ISSN 2398-2942      

Pseudomonas aeruginosa

icanis
Contributor(s):

Richard Walker

Synonym(s): P. aeruginosa


Introduction

Classification

Taxonomy

  • Family: Pseudomonaceae.
  • Genus: Pseudomonas.
  • Species: aeruginosa.

Etymology

  • Pseudomonas: Gk: pseudes - false; monas - a unit.
  • Aeruginosa: Latin - full of copper rust or verdigris, hence green.

Active Forms

This article is available in full to registered subscribers

Sign up now to obtain ten tokens to view any ten Vetlexicon articles, images, sounds or videos, or Login

Clinical Effects

Epidemiology

Habitat

  • Human and animal gastrointestinal tract, water, soil and sewage.
  • Ubiquitous in environment, especially in damp, poorly ventilated areas.
  • May be carried in the intestinal tract of healthy animals.

Lifecycle

  • Multiplies in environment by binary fission. Non spore-forming.

Transmission

  • Infection may be endogenous or exogenous.

Pathological effects

  • Immunodeficiency, trauma and antibiotic therapy all predispose to infection with P. aeruginosa.
  • P. aeruginosa has pili → adherence to epithelial cells.
  • Exotoxins, endotoxin and extracellular products - all may play a role in pathogenesis.
  • Some strains have an antiphagocytic capsule.
  • Causes wide variety of infections in many species, eg mastitis in cattle, sheep and goats, metritis in horses, skin infections in cattle, and necrotic lesions in reptiles.

Other Host Effects

  • Widely found in the environment and as part of the normal flora of the gastrointestinal tract and mucous membranes of animals.

Control

Control via animal

  • Strict hygiene.
  • Judicious use of antimicrobial therapy.

Control via chemotherapies

  • Drug resistance related to R factors is a problem.
  • Strains may be resistant to all systemic antibiotics routinely tested.
  • Usually susceptible to gentamicin, tobramycin, amikacin and carbenicillin for treatment of soft tissue infections.
  • Tetracycline reaches bactericidal concentrations against P. aeruginosa in canine urine.
  • Most pseudomonads are susceptible to levels of antimicrobial agents in otic preparations, including neomycin, polymyxin, chloramphenicol, and gentamicin.

Diagnosis

This article is available in full to registered subscribers
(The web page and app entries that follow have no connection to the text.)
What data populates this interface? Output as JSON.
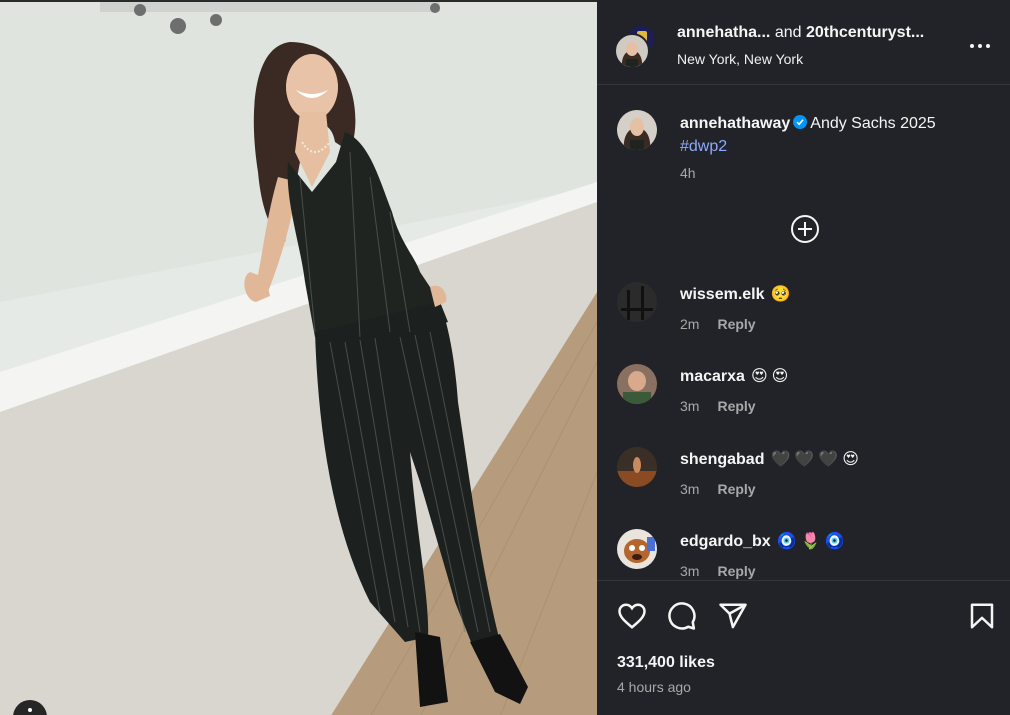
{
  "header": {
    "user1": "annehatha...",
    "conjunction": "and",
    "user2": "20thcenturyst...",
    "location": "New York, New York",
    "more_icon": "more-horizontal-icon"
  },
  "caption": {
    "username": "annehathaway",
    "text": "Andy Sachs 2025",
    "hashtag": "#dwp2",
    "time": "4h",
    "verified_color": "#0095f6"
  },
  "load_more_icon": "plus-circle-icon",
  "comments": [
    {
      "username": "wissem.elk",
      "emoji": "🥺",
      "time": "2m",
      "reply": "Reply"
    },
    {
      "username": "macarxa",
      "emoji": "😍😍",
      "time": "3m",
      "reply": "Reply"
    },
    {
      "username": "shengabad",
      "emoji": "🖤🖤🖤😍",
      "time": "3m",
      "reply": "Reply"
    },
    {
      "username": "edgardo_bx",
      "emoji": "🧿🌷🧿",
      "time": "3m",
      "reply": "Reply"
    }
  ],
  "actions": {
    "like_icon": "heart-icon",
    "comment_icon": "comment-icon",
    "share_icon": "share-icon",
    "save_icon": "bookmark-icon"
  },
  "likes": "331,400 likes",
  "posted": "4 hours ago",
  "colors": {
    "panel_bg": "#212328",
    "muted": "#a8a8a8",
    "hashtag": "#8ea9ff"
  }
}
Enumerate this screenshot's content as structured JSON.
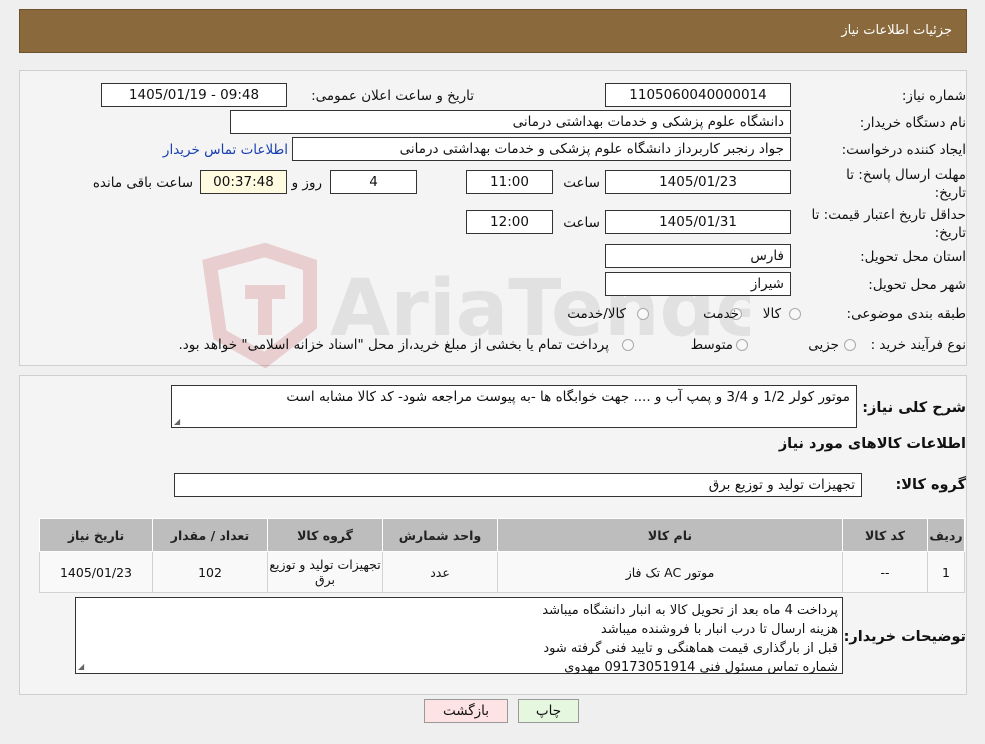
{
  "header": {
    "title": "جزئیات اطلاعات نیاز"
  },
  "watermark": {
    "text": "AriaTender.neT"
  },
  "form": {
    "need_number": {
      "label": "شماره نیاز:",
      "value": "1105060040000014"
    },
    "announce_datetime": {
      "label": "تاریخ و ساعت اعلان عمومی:",
      "value": "1405/01/19 - 09:48"
    },
    "buyer_org": {
      "label": "نام دستگاه خریدار:",
      "value": "دانشگاه علوم پزشکی و خدمات بهداشتی درمانی"
    },
    "requester": {
      "label": "ایجاد کننده درخواست:",
      "value": "جواد رنجبر کاربرداز دانشگاه علوم پزشکی و خدمات بهداشتی درمانی",
      "contact_link": "اطلاعات تماس خریدار"
    },
    "reply_deadline": {
      "label_line1": "مهلت ارسال پاسخ: تا",
      "label_line2": "تاریخ:",
      "date": "1405/01/23",
      "time_label": "ساعت",
      "time": "11:00",
      "days": "4",
      "days_label": "روز و",
      "remaining": "00:37:48",
      "remaining_label": "ساعت باقی مانده"
    },
    "price_validity": {
      "label_line1": "حداقل تاریخ اعتبار قیمت: تا",
      "label_line2": "تاریخ:",
      "date": "1405/01/31",
      "time_label": "ساعت",
      "time": "12:00"
    },
    "province": {
      "label": "استان محل تحویل:",
      "value": "فارس"
    },
    "city": {
      "label": "شهر محل تحویل:",
      "value": "شیراز"
    },
    "category": {
      "label": "طبقه بندی موضوعی:",
      "options": [
        "کالا",
        "خدمت",
        "کالا/خدمت"
      ]
    },
    "purchase_type": {
      "label": "نوع فرآیند خرید :",
      "options": [
        "جزیی",
        "متوسط"
      ],
      "note": "پرداخت تمام یا بخشی از مبلغ خرید،از محل \"اسناد خزانه اسلامی\" خواهد بود."
    }
  },
  "summary": {
    "label": "شرح کلی نیاز:",
    "value": "موتور کولر 1/2 و 3/4 و پمپ آب و .... جهت خوابگاه ها -به پیوست مراجعه شود- کد کالا مشابه است"
  },
  "goods_info_title": "اطلاعات کالاهای مورد نیاز",
  "goods_group": {
    "label": "گروه کالا:",
    "value": "تجهیزات تولید و توزیع برق"
  },
  "table": {
    "headers": [
      "ردیف",
      "کد کالا",
      "نام کالا",
      "واحد شمارش",
      "گروه کالا",
      "تعداد / مقدار",
      "تاریخ نیاز"
    ],
    "rows": [
      [
        "1",
        "--",
        "موتور AC تک فاز",
        "عدد",
        "تجهیزات تولید و توزیع برق",
        "102",
        "1405/01/23"
      ]
    ]
  },
  "buyer_notes": {
    "label": "توضیحات خریدار:",
    "lines": [
      "پرداخت 4 ماه بعد از تحویل کالا به انبار دانشگاه میباشد",
      "هزینه ارسال تا درب انبار با فروشنده میباشد",
      "قبل از بارگذاری قیمت هماهنگی و تایید فنی گرفته شود",
      "شماره تماس مسئول فنی 09173051914 مهدوی"
    ]
  },
  "buttons": {
    "print": "چاپ",
    "back": "بازگشت"
  },
  "colors": {
    "header_bg": "#8a6a3c",
    "print_btn_bg": "#e6f7e0",
    "back_btn_bg": "#fde3e3",
    "link": "#1a3fb0"
  }
}
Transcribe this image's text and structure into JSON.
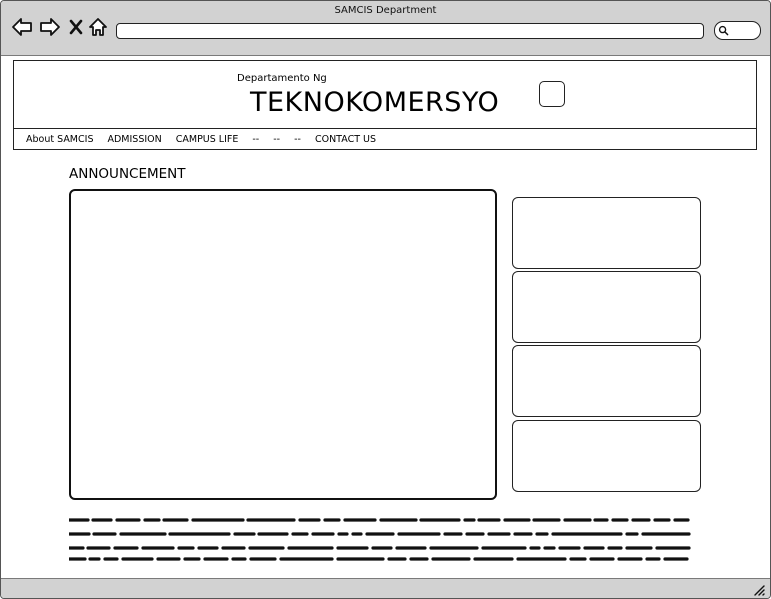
{
  "window": {
    "title": "SAMCIS Department"
  },
  "browser": {
    "back_icon": "arrow-left-icon",
    "forward_icon": "arrow-right-icon",
    "stop_icon": "close-icon",
    "home_icon": "home-icon",
    "search_icon": "search-icon",
    "address_value": ""
  },
  "header": {
    "subtitle": "Departamento Ng",
    "title": "TEKNOKOMERSYO"
  },
  "menu": {
    "items": [
      "About SAMCIS",
      "ADMISSION",
      "CAMPUS LIFE",
      "--",
      "--",
      "--",
      "CONTACT US"
    ]
  },
  "main": {
    "section_title": "ANNOUNCEMENT"
  }
}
Sign up now to obtain ten tokens to view any ten Vetlexicon articles, images, sounds or videos, or Login

Further Reading

Publications

Refereed papers

  • Recent references from PubMed and VetMedResource.
  • Nuttall T J (1998) Use of ticarcillin in the management of canine otitis externa complicated by Pseudomonas aeruginosa. JSAP 39 (4), 165-168 PubMed.
  • Court E A, Watson A D & Martin P (1994) Pseudomonas aeruginosa bacteraemia in a dog. Aust Vet J 71 (1), 25-27 PubMed.
  • Ling G V, Creighton S R & Ruby A L (1981) Tetracycline for oral treatment of canine urinary tract infection caused by Pseudomonas aeruginosa. JAVMA 179 (6), 578-579 PubMed.

Can’t find what you’re looking for?

We have an ever growing content library on Vetlexicon so if you ever find we haven't covered something that you need please fill in the form below and let us know!

 
 
 
 

To show you are not a Bot please can you enter the number showing adjacent to this field

 Security code